  1. Note this Course Key: frenchiself
  2. Enter this Course Key on this page to register for Elementary French I — Self Paced for Independent Learners:
  3. Follow the prompts to either create a new account, or to sign in with your existing account.
  4. Payment is accepted via credit card, debit card, or Visa/MasterCard gift card. Disregard the Payment Code option.
  5. When returning, sign in to OLI here.

This OLI course registration is independent from any formal education you may be pursuing. There is no instructor monitoring your performance and OLI offers no academic credit for completion.

Who should study French Online?

The French Online course shares certain characteristics with many online or distance-delivered courses, and as a result may not be appropriate for all students. Here are a couple of thoughts on what you might need to succeed.

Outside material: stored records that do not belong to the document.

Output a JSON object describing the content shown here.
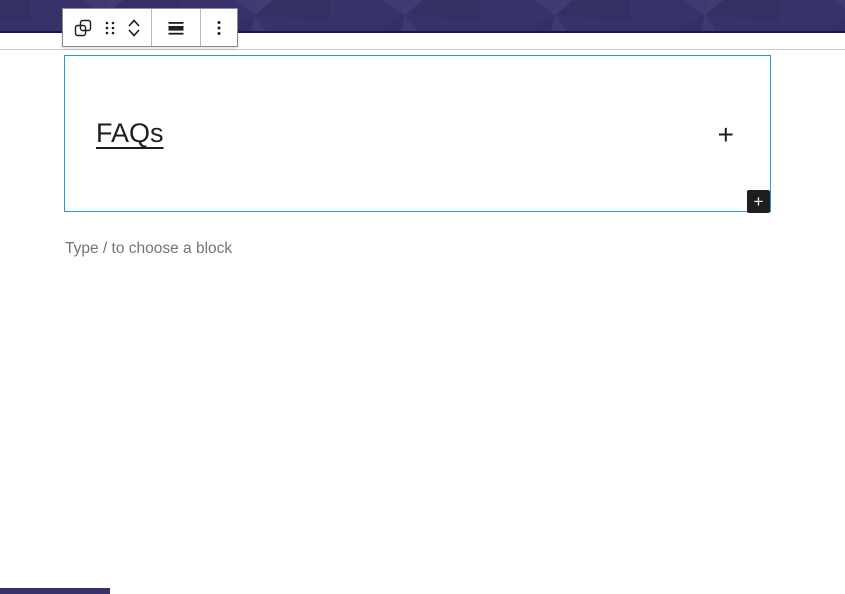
{
  "header": {
    "bg_color": "#37336a",
    "border_color": "#1a1852"
  },
  "toolbar": {
    "border_color": "#8c8c8c",
    "icon_color": "#1e1e1e",
    "buttons": [
      {
        "name": "block-type",
        "icon": "overlapping-squares-icon"
      },
      {
        "name": "drag-handle",
        "icon": "drag-dots-icon"
      },
      {
        "name": "move-up",
        "icon": "chevron-up-icon"
      },
      {
        "name": "move-down",
        "icon": "chevron-down-icon"
      },
      {
        "name": "justification",
        "icon": "justify-lines-icon"
      },
      {
        "name": "options",
        "icon": "kebab-vertical-icon"
      }
    ]
  },
  "block": {
    "title": "FAQs",
    "expand_symbol": "+",
    "border_color": "#2698d5"
  },
  "appender": {
    "symbol": "+",
    "bg_color": "#1e1e1e"
  },
  "canvas": {
    "paragraph_placeholder": "Type / to choose a block",
    "placeholder_color": "#757575",
    "divider_color": "#cccccc"
  }
}
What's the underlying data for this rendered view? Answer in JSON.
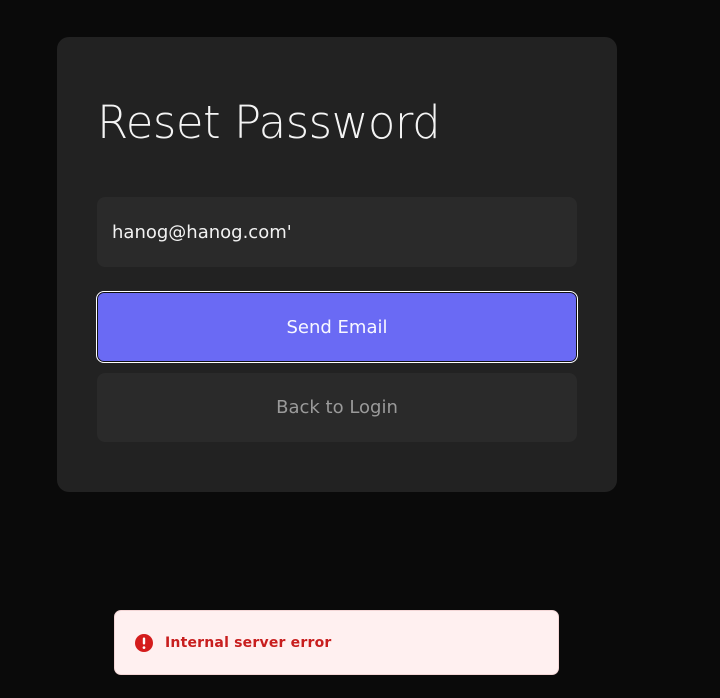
{
  "reset_form": {
    "title": "Reset Password",
    "email_value": "hanog@hanog.com'",
    "send_label": "Send Email",
    "back_label": "Back to Login"
  },
  "toast": {
    "icon": "error-circle-icon",
    "message": "Internal server error"
  },
  "colors": {
    "background": "#0a0a0a",
    "card": "#222222",
    "input": "#2a2a2a",
    "accent": "#6a6af4",
    "error_bg": "#fff0f0",
    "error_text": "#c81e1e"
  }
}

  • You should be a self-starter. In spite of our best efforts to furnish opportunities for communication in these courses, you will have substantially reduced human contact during your studies. You will need self-discipline to complete the lessons on time and successfully. There are continuous self-check exercises, but you need to be able to recognize when you have (or have not) studied and practiced sufficiently. Seek out as many opportunities as you can to practice on your own, whether it be by watching movies, going to language tables or conversing with native-speaker friends or other students of the language. For class-based students, there are required weekly activities, including a class meeting, a 20-minute meeting with a peer tutor or the instructor, and an evening chat session, but the essential component is your own motivation. Independent learners should find others like them for practice and consider paying a tutor to augment these materials.
  • You must also be comfortable with technology. If you essentially dislike computers, you should not use these materials. In spite of the fact that there is training in the course for all the technologies used, you need to be comfortable with common technologies coming in (word-processing, e-mail, browsers) and be open to learning others.
  • Most of all, you must have a real desire to learn the language. Acquiring a language and familiarity with another culture can change your life, but it takes a willingness to pass through a difficult period when you are awkward, when you make lots of mistakes, when your ideas don't come across, when you may feel that native speakers of the language are underestimating your intelligence. This course should not be mistaken for an easy way to pick up language credit, or some magic potion. It is undoubtedly more difficult than a standard classroom course, but with dedication by the student it can lead to the attainment of similar goals.